  • "Broadcast radio is the principal means by which listeners discover new artists," according to a "Dear Colleague" letter circulated by Kathy Castor (D-Fla.) and Steve Womack (R-Ark.).
  • "Free music for free promotion has benefited both (the radio and music industries) for nearly a century and continues to do so today."

Go deeper

Pacific Northwest soon to be ground zero for record-shattering heat

Computer model projection showing the unusually strong heat dome over the Pacific Northwest on Sunday. (PivotalWeather).

A heat wave is bringing unprecedented high temperatures to the Pacific Northwest — a region of the country typically cooled by the ocean, rather than central air conditioning. The heat will begin Friday and last into early next week.

Why it matters: The heat wave will shatter monthly and all-time temperature records in the Pacific Northwest. Some of the records could break the old milestones by several degrees.

At least one person killed, 99 missing after deadly Miami-area condo collapse

A massive search-and-rescue operation is underway after a portion of a 12-story residential building in Surfside, Florida, collapsed at approximately 1:30 a.m. Thursday, according to AP.

The latest: Officials have accounted for 102 people who lived in the high-rise Champlain Towers South, but 99 people remained unaccounted for by midafternoon, said Mayor Daniella Levine Cava of Miami-Dade County at a press conference Thursday afternoon.

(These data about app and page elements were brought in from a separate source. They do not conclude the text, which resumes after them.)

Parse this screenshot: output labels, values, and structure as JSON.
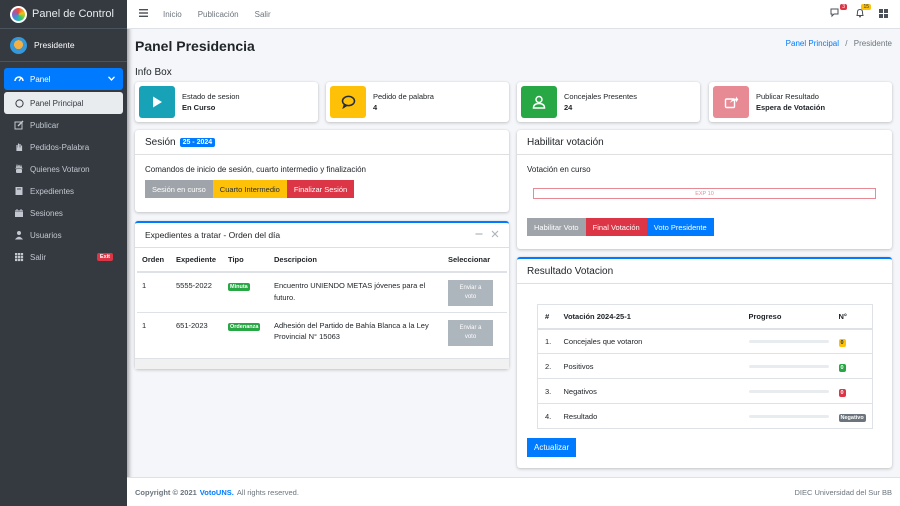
{
  "sidebar": {
    "brand": "Panel de Control",
    "user": "Presidente",
    "items": [
      {
        "label": "Panel",
        "icon": "dashboard-icon"
      },
      {
        "label": "Panel Principal",
        "icon": "circle-icon"
      },
      {
        "label": "Publicar",
        "icon": "edit-icon"
      },
      {
        "label": "Pedidos-Palabra",
        "icon": "hand-icon"
      },
      {
        "label": "Quienes Votaron",
        "icon": "eye-icon"
      },
      {
        "label": "Expedientes",
        "icon": "book-icon"
      },
      {
        "label": "Sesiones",
        "icon": "calendar-icon"
      },
      {
        "label": "Usuarios",
        "icon": "user-icon"
      },
      {
        "label": "Salir",
        "icon": "grid-icon",
        "badge": "Exit"
      }
    ]
  },
  "topbar": {
    "links": [
      "Inicio",
      "Publicación",
      "Salir"
    ],
    "messages_badge": "3",
    "notifications_badge": "15"
  },
  "page": {
    "title": "Panel Presidencia",
    "breadcrumb_home": "Panel Principal",
    "breadcrumb_sep": "/",
    "breadcrumb_current": "Presidente",
    "infobox_title": "Info Box"
  },
  "info_boxes": [
    {
      "label": "Estado de sesion",
      "value": "En Curso",
      "color": "#17a2b8",
      "icon": "play-icon"
    },
    {
      "label": "Pedido de palabra",
      "value": "4",
      "color": "#ffc107",
      "icon": "comment-icon"
    },
    {
      "label": "Concejales Presentes",
      "value": "24",
      "color": "#28a745",
      "icon": "user-icon"
    },
    {
      "label": "Publicar Resultado",
      "value": "Espera de Votación",
      "color": "#e88a94",
      "icon": "share-icon"
    }
  ],
  "session": {
    "title": "Sesión",
    "badge": "25 - 2024",
    "description": "Comandos de inicio de sesión, cuarto intermedio y finalización",
    "btn_start": "Sesión en curso",
    "btn_break": "Cuarto Intermedio",
    "btn_end": "Finalizar Sesión"
  },
  "voting": {
    "title": "Habilitar votación",
    "subtitle": "Votación en curso",
    "exp_label": "EXP 10",
    "btn_enable": "Habilitar Voto",
    "btn_end": "Final Votación",
    "btn_president": "Voto Presidente"
  },
  "expedientes": {
    "title": "Expedientes a tratar - Orden del día",
    "headers": [
      "Orden",
      "Expediente",
      "Tipo",
      "Descripcion",
      "Seleccionar"
    ],
    "send_label_1": "Enviar a",
    "send_label_2": "voto",
    "rows": [
      {
        "orden": "1",
        "expediente": "5555-2022",
        "tipo": "Minuta",
        "desc1": "Encuentro UNIENDO METAS jóvenes para el",
        "desc2": "futuro."
      },
      {
        "orden": "1",
        "expediente": "651-2023",
        "tipo": "Ordenanza",
        "desc1": "Adhesión del Partido de Bahía Blanca a la Ley",
        "desc2": "Provincial N° 15063"
      }
    ]
  },
  "results": {
    "title": "Resultado Votacion",
    "headers": [
      "#",
      "Votación 2024-25-1",
      "Progreso",
      "N°"
    ],
    "rows": [
      {
        "n": "1.",
        "label": "Concejales que votaron",
        "value": "0",
        "color": "#ffc107",
        "progress": 0
      },
      {
        "n": "2.",
        "label": "Positivos",
        "value": "0",
        "color": "#28a745",
        "progress": 0
      },
      {
        "n": "3.",
        "label": "Negativos",
        "value": "0",
        "color": "#dc3545",
        "progress": 0
      },
      {
        "n": "4.",
        "label": "Resultado",
        "value": "Negativo",
        "color": "#6c757d",
        "progress": 0
      }
    ],
    "btn_update": "Actualizar"
  },
  "footer": {
    "copyright": "Copyright © 2021",
    "brand": "VotoUNS.",
    "rights": "All rights reserved.",
    "right_text": "DIEC Universidad del Sur BB"
  }
}
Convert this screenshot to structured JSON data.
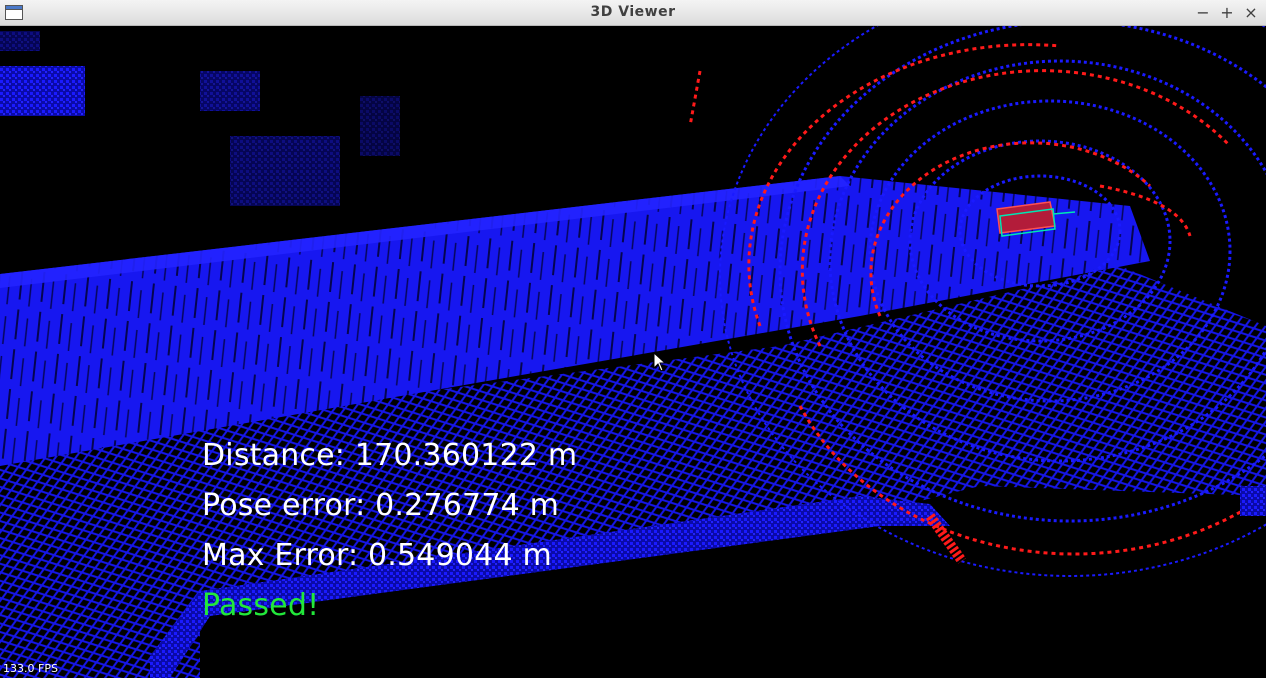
{
  "window": {
    "title": "3D Viewer",
    "controls": {
      "minimize": "−",
      "maximize": "+",
      "close": "×"
    }
  },
  "overlay": {
    "distance": "Distance: 170.360122 m",
    "pose_error": "Pose error: 0.276774 m",
    "max_error": "Max Error: 0.549044 m",
    "status": "Passed!"
  },
  "fps": "133.0 FPS",
  "colors": {
    "point_cloud": "#1414ff",
    "scan": "#ff1a1a",
    "status_pass": "#22e83a",
    "bounding_box": "#00e6b4"
  },
  "icons": [
    "window-icon",
    "minimize-icon",
    "maximize-icon",
    "close-icon",
    "mouse-cursor-icon"
  ]
}
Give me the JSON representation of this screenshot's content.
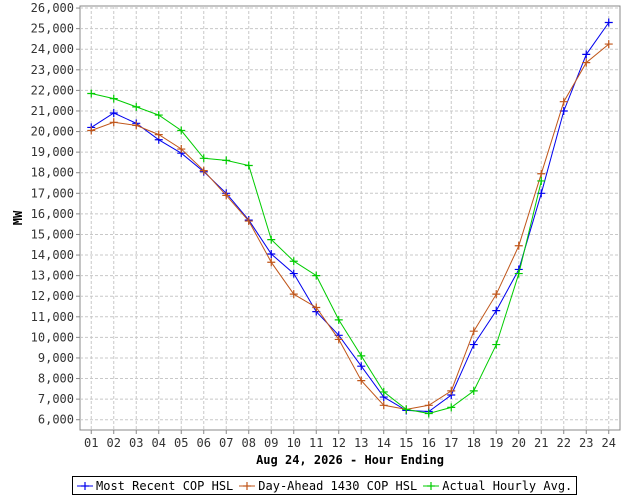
{
  "chart_data": {
    "type": "line",
    "xlabel": "Aug 24, 2026 - Hour Ending",
    "ylabel": "MW",
    "categories": [
      "01",
      "02",
      "03",
      "04",
      "05",
      "06",
      "07",
      "08",
      "09",
      "10",
      "11",
      "12",
      "13",
      "14",
      "15",
      "16",
      "17",
      "18",
      "19",
      "20",
      "21",
      "22",
      "23",
      "24"
    ],
    "ylim": [
      5500,
      26100
    ],
    "yticks": [
      6000,
      7000,
      8000,
      9000,
      10000,
      11000,
      12000,
      13000,
      14000,
      15000,
      16000,
      17000,
      18000,
      19000,
      20000,
      21000,
      22000,
      23000,
      24000,
      25000,
      26000
    ],
    "ytick_labels": [
      "6,000",
      "7,000",
      "8,000",
      "9,000",
      "10,000",
      "11,000",
      "12,000",
      "13,000",
      "14,000",
      "15,000",
      "16,000",
      "17,000",
      "18,000",
      "19,000",
      "20,000",
      "21,000",
      "22,000",
      "23,000",
      "24,000",
      "25,000",
      "26,000"
    ],
    "grid": true,
    "legend_position": "bottom",
    "series": [
      {
        "name": "Most Recent COP HSL",
        "color": "#0000ee",
        "values": [
          20200,
          20900,
          20400,
          19600,
          18950,
          18050,
          17000,
          15700,
          14050,
          13100,
          11250,
          10100,
          8600,
          7100,
          6450,
          6400,
          7200,
          9650,
          11300,
          13300,
          17000,
          21000,
          23750,
          25300
        ]
      },
      {
        "name": "Day-Ahead 1430 COP HSL",
        "color": "#c0561a",
        "values": [
          20050,
          20450,
          20300,
          19850,
          19150,
          18100,
          16900,
          15650,
          13650,
          12100,
          11450,
          9900,
          7900,
          6700,
          6500,
          6700,
          7400,
          10300,
          12100,
          14450,
          17950,
          21450,
          23350,
          24250
        ]
      },
      {
        "name": "Actual Hourly Avg.",
        "color": "#00cc00",
        "values": [
          21850,
          21600,
          21200,
          20800,
          20050,
          18700,
          18600,
          18350,
          14750,
          13700,
          13000,
          10850,
          9100,
          7350,
          6500,
          6300,
          6600,
          7400,
          9650,
          13100,
          17600,
          null,
          null,
          null
        ]
      }
    ]
  }
}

Biden strikes infrastructure deal with bipartisan group of senators

President Biden announced Thursday that he had agreed to a roughly $1 trillion infrastructure plan with a bipartisan group of ten senators, declaring: "We have a deal."

Why it matters: The agreement on the size and scope of an infrastructure package is a major achievement for Biden, who has long been a proponent of bipartisanship, but the compromise still faces serious hurdles in the House and Senate.